• INSTRUCTIONS FOR THE TASK: An exact copy of all the lines below is required, with every image left out.

****************************************

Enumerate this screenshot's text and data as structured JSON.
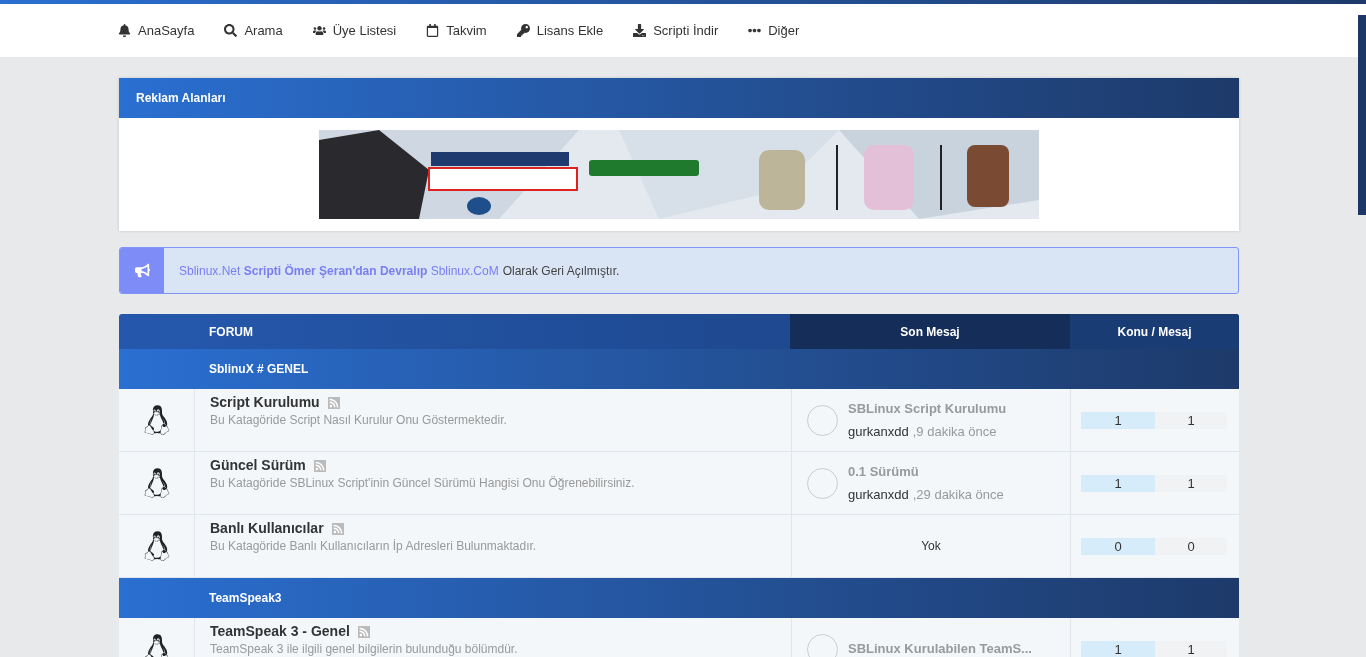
{
  "nav": [
    {
      "label": "AnaSayfa"
    },
    {
      "label": "Arama"
    },
    {
      "label": "Üye Listesi"
    },
    {
      "label": "Takvim"
    },
    {
      "label": "Lisans Ekle"
    },
    {
      "label": "Scripti İndir"
    },
    {
      "label": "Diğer"
    }
  ],
  "ad_panel": {
    "title": "Reklam Alanları"
  },
  "announcement": {
    "text": "Sblinux.Net **Scripti Ömer Şeran'dan Devralıp** Sblinux.CoM",
    "suffix": "Olarak Geri Açılmıştır."
  },
  "table": {
    "columns": [
      "FORUM",
      "Son Mesaj",
      "Konu / Mesaj"
    ],
    "categories": [
      {
        "title": "SblinuX # GENEL",
        "forums": [
          {
            "name": "Script Kurulumu",
            "description": "Bu Katagöride Script Nasıl Kurulur Onu Göstermektedir.",
            "last_post": {
              "title": "SBLinux Script Kurulumu",
              "user": "gurkanxdd",
              "time": ",9 dakika önce"
            },
            "topics": "1",
            "posts": "1"
          },
          {
            "name": "Güncel Sürüm",
            "description": "Bu Katagöride SBLinux Script'inin Güncel Sürümü Hangisi Onu Öğrenebilirsiniz.",
            "last_post": {
              "title": "0.1 Sürümü",
              "user": "gurkanxdd",
              "time": ",29 dakika önce"
            },
            "topics": "1",
            "posts": "1"
          },
          {
            "name": "Banlı Kullanıcılar",
            "description": "Bu Katagöride Banlı Kullanıcıların İp Adresleri Bulunmaktadır.",
            "empty_text": "Yok",
            "topics": "0",
            "posts": "0"
          }
        ]
      },
      {
        "title": "TeamSpeak3",
        "forums": [
          {
            "name": "TeamSpeak 3 - Genel",
            "description": "TeamSpeak 3 ile ilgili genel bilgilerin bulunduğu bölümdür.",
            "last_post": {
              "title": "SBLinux Kurulabilen TeamS..."
            },
            "topics": "1",
            "posts": "1"
          }
        ]
      }
    ]
  }
}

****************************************

• THE COMPLETED TASK:
Enumerate this screenshot's text and data as structured JSON.
{
  "nav": [
    {
      "label": "AnaSayfa"
    },
    {
      "label": "Arama"
    },
    {
      "label": "Üye Listesi"
    },
    {
      "label": "Takvim"
    },
    {
      "label": "Lisans Ekle"
    },
    {
      "label": "Scripti İndir"
    },
    {
      "label": "Diğer"
    }
  ],
  "ad_panel": {
    "title": "Reklam Alanları"
  },
  "announcement": {
    "text": "Sblinux.Net **Scripti Ömer Şeran'dan Devralıp** Sblinux.CoM",
    "suffix": "Olarak Geri Açılmıştır."
  },
  "table": {
    "columns": [
      "FORUM",
      "Son Mesaj",
      "Konu / Mesaj"
    ],
    "categories": [
      {
        "title": "SblinuX # GENEL",
        "forums": [
          {
            "name": "Script Kurulumu",
            "description": "Bu Katagöride Script Nasıl Kurulur Onu Göstermektedir.",
            "last_post": {
              "title": "SBLinux Script Kurulumu",
              "user": "gurkanxdd",
              "time": ",9 dakika önce"
            },
            "topics": "1",
            "posts": "1"
          },
          {
            "name": "Güncel Sürüm",
            "description": "Bu Katagöride SBLinux Script'inin Güncel Sürümü Hangisi Onu Öğrenebilirsiniz.",
            "last_post": {
              "title": "0.1 Sürümü",
              "user": "gurkanxdd",
              "time": ",29 dakika önce"
            },
            "topics": "1",
            "posts": "1"
          },
          {
            "name": "Banlı Kullanıcılar",
            "description": "Bu Katagöride Banlı Kullanıcıların İp Adresleri Bulunmaktadır.",
            "empty_text": "Yok",
            "topics": "0",
            "posts": "0"
          }
        ]
      },
      {
        "title": "TeamSpeak3",
        "forums": [
          {
            "name": "TeamSpeak 3 - Genel",
            "description": "TeamSpeak 3 ile ilgili genel bilgilerin bulunduğu bölümdür.",
            "last_post": {
              "title": "SBLinux Kurulabilen TeamS..."
            },
            "topics": "1",
            "posts": "1"
          }
        ]
      }
    ]
  }
}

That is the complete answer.